by: Sara Conway ’21 A&E Co-Editor
“I like good
that mean something.”
So says the iconic, empowering, stubborn, and complicated Jo March of the novel Little Women by Louisa May Alcott. The most recent adaptation by director and writer of the screenplay Greta Gerwig—which opened on Dec. 25—however, combines the force of the “strong words” that draw Jo’s attention and the power of unspoken elements to bring new magic to the story.
As the director and writer, Gerwig strays from following the typical narrative structure of Little Women which goes in chronological order in the original classic. She decides to follow a nonlinear narrative to tell the story through the eyes of Jo March as she looks back on her childhood memories while rushing home to a deathly sick sister Beth.
Gerwig drew upon the novel and the writings of Alcott to weave together this version of Little Women where Jo March is the alter ego of Louisa May Alcott, “reflect[ing] back and forth on her fictional life.” The second eldest March girl parallels the life of her creator: the two were writers and each had three sisters. However, while Jo married in the book, Alcott remained single.
By having this doubling of childhood and adulthood narratives, all which are present in the book, Gerwig states that one can “look at how you become who you become, because I always feel like you’re walking with your younger self, and answering to her.” Jo sees her childhood through her lens of adulthood and can understand what brought her to where she is now.
Through this alternation between past and present, viewers see the strict distinction between Jo’s memories of her past and her current reality. The scenes from the March sisters’ childhood are colored with warmth and sunshine, full of love and bursting with exuberant energy.
This warmth is cut by the aesthetic of the present; the filter of cold blues and dark shadows highlight Jo’s growing feeling of emptiness in her life as her family changes. Coldness seems permanent after burying Beth, who perished from complications that arose from a childhood bout of scarlet fever. The warm glow of the sun sets behind the mourners and the trees, an indication that the March sisters’ childhood has truly reached its end.
In an interview with Vanity Fair where some members of the cast and Gerwig broke down a scene from Little Women, Saoirse Ronan, who plays the fiery Jo, points out that the four March girls have their own distinct colors. Gerwig continues the observation by adding that Meg’s color is green, Jo often wears a red cape, and Amy wears mostly blue. In addition, the costumes that Beth tends to wear throughout the film are purple. Marmee’s costumes, Gerwig notes, weaves together all of her “little women’s” colors because she is “all of them in one.” Marmee reflects a unification of her daughters as “different parts of her spirit went into each girl.”
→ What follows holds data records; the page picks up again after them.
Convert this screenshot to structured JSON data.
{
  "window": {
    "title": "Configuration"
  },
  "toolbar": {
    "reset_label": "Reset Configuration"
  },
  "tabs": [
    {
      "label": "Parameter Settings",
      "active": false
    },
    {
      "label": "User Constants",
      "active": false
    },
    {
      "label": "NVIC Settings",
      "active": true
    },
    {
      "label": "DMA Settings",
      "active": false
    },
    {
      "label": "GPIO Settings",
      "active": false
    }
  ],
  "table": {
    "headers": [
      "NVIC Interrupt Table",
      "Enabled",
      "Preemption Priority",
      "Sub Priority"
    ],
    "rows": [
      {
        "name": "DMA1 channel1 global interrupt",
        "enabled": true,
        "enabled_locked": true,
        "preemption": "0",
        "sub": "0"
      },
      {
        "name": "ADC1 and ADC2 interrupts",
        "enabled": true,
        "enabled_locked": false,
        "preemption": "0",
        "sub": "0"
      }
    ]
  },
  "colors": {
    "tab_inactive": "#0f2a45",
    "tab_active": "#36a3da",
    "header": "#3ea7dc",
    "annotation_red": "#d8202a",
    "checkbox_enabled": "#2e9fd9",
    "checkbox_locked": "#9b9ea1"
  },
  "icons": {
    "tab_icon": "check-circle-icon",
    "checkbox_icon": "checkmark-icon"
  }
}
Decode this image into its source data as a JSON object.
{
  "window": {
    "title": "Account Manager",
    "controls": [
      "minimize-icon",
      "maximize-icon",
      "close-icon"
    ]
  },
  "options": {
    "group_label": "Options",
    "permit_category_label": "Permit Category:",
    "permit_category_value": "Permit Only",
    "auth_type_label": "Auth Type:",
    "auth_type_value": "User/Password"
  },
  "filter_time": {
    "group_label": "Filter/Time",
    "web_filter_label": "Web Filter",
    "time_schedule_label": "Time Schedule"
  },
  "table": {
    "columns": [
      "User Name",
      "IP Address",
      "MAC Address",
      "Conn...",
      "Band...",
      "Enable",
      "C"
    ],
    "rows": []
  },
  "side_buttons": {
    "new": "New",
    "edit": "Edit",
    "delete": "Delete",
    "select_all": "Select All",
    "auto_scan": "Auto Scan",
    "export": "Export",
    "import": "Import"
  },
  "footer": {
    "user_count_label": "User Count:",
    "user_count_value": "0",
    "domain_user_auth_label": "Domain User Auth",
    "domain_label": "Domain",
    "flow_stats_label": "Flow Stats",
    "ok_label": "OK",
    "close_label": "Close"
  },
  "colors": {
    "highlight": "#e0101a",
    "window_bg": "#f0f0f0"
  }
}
The film’s score, composed by Alexandre Desplat, tells a story of its own while complementing the narrative of the beloved Little Women. Music, in fact, is present in most of the film. Gerwig wanted her adaptation to feel like a “musical without lyrics,” which inspired Desplat to create a score with a “modern sense of urgency” that was “dynamic and intimate.”
To bring Little Women to life through music, Desplat kept his ensemble small: he only used a 40-piece string orchestra with additions from a harp, flute, clarinet, celeste, and vibraphone. The main focus, however, was the centrality of the two pianos, and, thus, two sets hands, which reflected the four March sisters. Through this score, Desplat captured moments and answered the question, “Is [the film] a real story or is it the book [Little Women] being written?” The music responds: the audience is “reading the book with images.”
In an interview with the LA Times, Gerwig contemplates, “What you choose to tell and how you choose to tell it indicates to an audience what’s important.” Gerwig builds a story around deep, resonating emotion—viewers are right there with the characters as the Marches experience love, heartbreak, frustration, joy, and crippling sorrow. Little Women tells its timeless tale through subtle details found in the lighting, color choices, and the score of the film.